In his interview for Sinclair, Kammer pushed multiple debunked claims about undocumented immigrants with no pushback from Attkisson:
Kammer echoed the oft-repeated and debunked right-wing claim that undocumented people are stealing jobs from American citizens. Undocumented workers often fill jobs others do not want, and data shows more immigration helps increase overall hiring and expands the economy. In reality, increased immigration actually assists with job creation.
Kammer then asserted that most Americans want stricter immigration policy and claimed that there’s a large and influential pro-immigration lobby preventing a crackdown:
Again, Kammer’s claims are misleading. His own anti-immigration organization actually does have a way to influence politicians: CIS is connected to the U.S. Immigration Reform PAC, which has donated to the campaigns of outgoing white nationalist Rep. Steve King (R-IA) and “pro-White” anti-Semite Paul Nehlen, through the two groups’ shared founder John Tanton, who was an extreme nativist, white nationalist, and eugenicist.
The Southern Poverty Law Center calls Tanton “the racist architect of the modern anti-immigrant movement” and notes that “he created a network of organizations” – including CIS, the Federation for American Immigration Reform (FAIR), and NumbersUSA – “that profoundly shaped the immigration debate in the U.S.” All of these organizations continue to receive support from the Colcom Foundation, the fund of the late nativist heiress Cordelia Scaife May that “has poured $180 million into a network of groups that spent decades agitating for policies now pursued by President Trump.”
Despite Kammer’s claims during his Sinclair interview, CIS is not a small grassroots organization standing up against a big pro-immigrant lobby. It is also part of a “very established presence” in American politics; in fact, many of the Trump administration’s anti-immigration policies came directly from a CIS wishlist.
Kammer is also wrong about Americans’ opinions on immigration. Gallup’s July polling on the subject actually shows for the first time in decades that a plurality of people want more immigration, and an overwhelming majority (77%) think it is good for the country.

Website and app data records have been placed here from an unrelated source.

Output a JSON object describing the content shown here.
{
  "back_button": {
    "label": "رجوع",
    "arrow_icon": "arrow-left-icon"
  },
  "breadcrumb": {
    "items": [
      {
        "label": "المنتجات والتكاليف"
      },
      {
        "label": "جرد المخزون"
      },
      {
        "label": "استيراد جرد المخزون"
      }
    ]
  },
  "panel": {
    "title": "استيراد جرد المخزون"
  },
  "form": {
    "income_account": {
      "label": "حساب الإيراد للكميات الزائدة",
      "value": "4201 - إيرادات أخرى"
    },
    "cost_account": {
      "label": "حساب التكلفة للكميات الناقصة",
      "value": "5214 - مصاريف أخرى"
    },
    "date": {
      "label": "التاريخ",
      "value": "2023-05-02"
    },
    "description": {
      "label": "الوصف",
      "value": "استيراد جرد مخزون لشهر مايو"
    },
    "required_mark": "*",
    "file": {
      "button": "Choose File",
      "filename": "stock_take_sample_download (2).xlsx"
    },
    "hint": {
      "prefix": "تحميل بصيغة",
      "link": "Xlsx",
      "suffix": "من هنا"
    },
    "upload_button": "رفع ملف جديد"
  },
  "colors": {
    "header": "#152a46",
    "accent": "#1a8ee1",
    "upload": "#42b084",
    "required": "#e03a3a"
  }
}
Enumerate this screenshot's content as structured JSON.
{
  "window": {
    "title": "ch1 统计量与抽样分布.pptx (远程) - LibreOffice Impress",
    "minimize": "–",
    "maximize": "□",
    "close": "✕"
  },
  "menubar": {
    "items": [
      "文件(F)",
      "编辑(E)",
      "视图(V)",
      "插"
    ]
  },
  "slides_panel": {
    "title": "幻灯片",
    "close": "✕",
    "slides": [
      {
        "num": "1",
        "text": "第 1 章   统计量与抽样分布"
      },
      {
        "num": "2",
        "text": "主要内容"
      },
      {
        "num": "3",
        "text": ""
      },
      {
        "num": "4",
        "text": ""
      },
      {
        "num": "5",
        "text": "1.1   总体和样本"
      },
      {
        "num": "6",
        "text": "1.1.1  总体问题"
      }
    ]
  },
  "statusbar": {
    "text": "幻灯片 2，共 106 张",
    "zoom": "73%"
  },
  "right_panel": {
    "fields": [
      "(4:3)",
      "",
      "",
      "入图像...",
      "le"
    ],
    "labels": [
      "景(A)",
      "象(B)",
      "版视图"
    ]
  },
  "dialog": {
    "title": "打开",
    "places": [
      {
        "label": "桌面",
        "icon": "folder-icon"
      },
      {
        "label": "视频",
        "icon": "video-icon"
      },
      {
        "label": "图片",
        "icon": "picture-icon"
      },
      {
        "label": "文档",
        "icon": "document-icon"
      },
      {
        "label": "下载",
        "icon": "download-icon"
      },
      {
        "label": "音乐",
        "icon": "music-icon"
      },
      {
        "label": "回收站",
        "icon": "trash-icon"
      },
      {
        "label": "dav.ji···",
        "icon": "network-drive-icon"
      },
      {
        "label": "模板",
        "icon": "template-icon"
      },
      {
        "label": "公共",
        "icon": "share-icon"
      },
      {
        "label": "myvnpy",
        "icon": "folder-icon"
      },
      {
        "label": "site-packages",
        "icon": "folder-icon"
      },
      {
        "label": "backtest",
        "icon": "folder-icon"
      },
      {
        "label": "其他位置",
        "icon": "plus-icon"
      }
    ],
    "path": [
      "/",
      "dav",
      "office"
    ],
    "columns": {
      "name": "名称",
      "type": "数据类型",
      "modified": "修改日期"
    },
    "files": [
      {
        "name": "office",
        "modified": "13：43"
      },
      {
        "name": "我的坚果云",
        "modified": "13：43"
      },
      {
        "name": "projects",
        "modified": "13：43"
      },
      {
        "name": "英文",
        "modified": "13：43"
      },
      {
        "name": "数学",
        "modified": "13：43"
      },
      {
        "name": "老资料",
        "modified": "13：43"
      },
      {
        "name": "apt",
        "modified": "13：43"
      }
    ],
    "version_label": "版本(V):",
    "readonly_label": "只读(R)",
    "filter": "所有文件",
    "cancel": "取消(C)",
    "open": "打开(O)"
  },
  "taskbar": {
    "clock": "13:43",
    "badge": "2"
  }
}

Polling also suggests that Americans overwhelmingly (74%) support amnesty for undocumented people brought across the border as children and only really support increased border restrictions in large numbers as a response to the coronavirus pandemic.
Another misleading statement actually came from Attkisson herself, who said this after the interview wrapped:
This is a false characterization of a bill President Ronald Reagan signed into law, which gave people who arrived in the U.S. before 1982 eligibility for amnesty while cracking down on future immigration, including “tighter security at the Mexican border” and “strict penalties for hiring undocumented workers.”
While most of the Full Measure interview peddled false information on immigration, it also outright ignored some of the most prominent impacts of modern immigration policy under the Trump administration. Neither Kammer nor Attkisson mentioned the administration’s family separation policy, which CIS defended at the time it was implemented. In fact, CIS claimed that tearing children away from parents, while harsh, actually protected undocumented people by deterring criminals. While CIS praised child separation, the Trump administration denied it was official policy, claiming it was a byproduct of the new “zero tolerance” policy of prosecuting every illegal border crossing case. (Two years later, an internal Justice Department investigation revealed that this was a lie -- not only did the administration specifically target parents and kids for separation, but the policy also did nothing to deter criminals.)
There was also no mention of the numerous deaths in ICE and CBP custody during the Trump administration. In particular, ICE’s failure to properly implement coronavirus safety measures has resulted in the most deaths of people in its custody since 2006, according to ICE records obtained by BuzzFeed News. Additionally, several children have died in CBP custody over the last two years as inadequate medical equipment and record-keeping continues to result in needless deaths.
The Southern Poverty Law Center designated CIS an anti-immigrant hate group in 2016, but it has been on the fringes since its founding in 1985.
Kammer has been a part of CIS since 2009. He has framed himself for years as a liberal advocate for immigration restriction, but the ideas he espouses are nativist, especially his insistence on the false notion that undocumented people make life for U.S.-born workers more difficult. His past as an award-winning journalist has also given him the legitimacy to spread his ideas on large platforms, including PBS and The New York Times.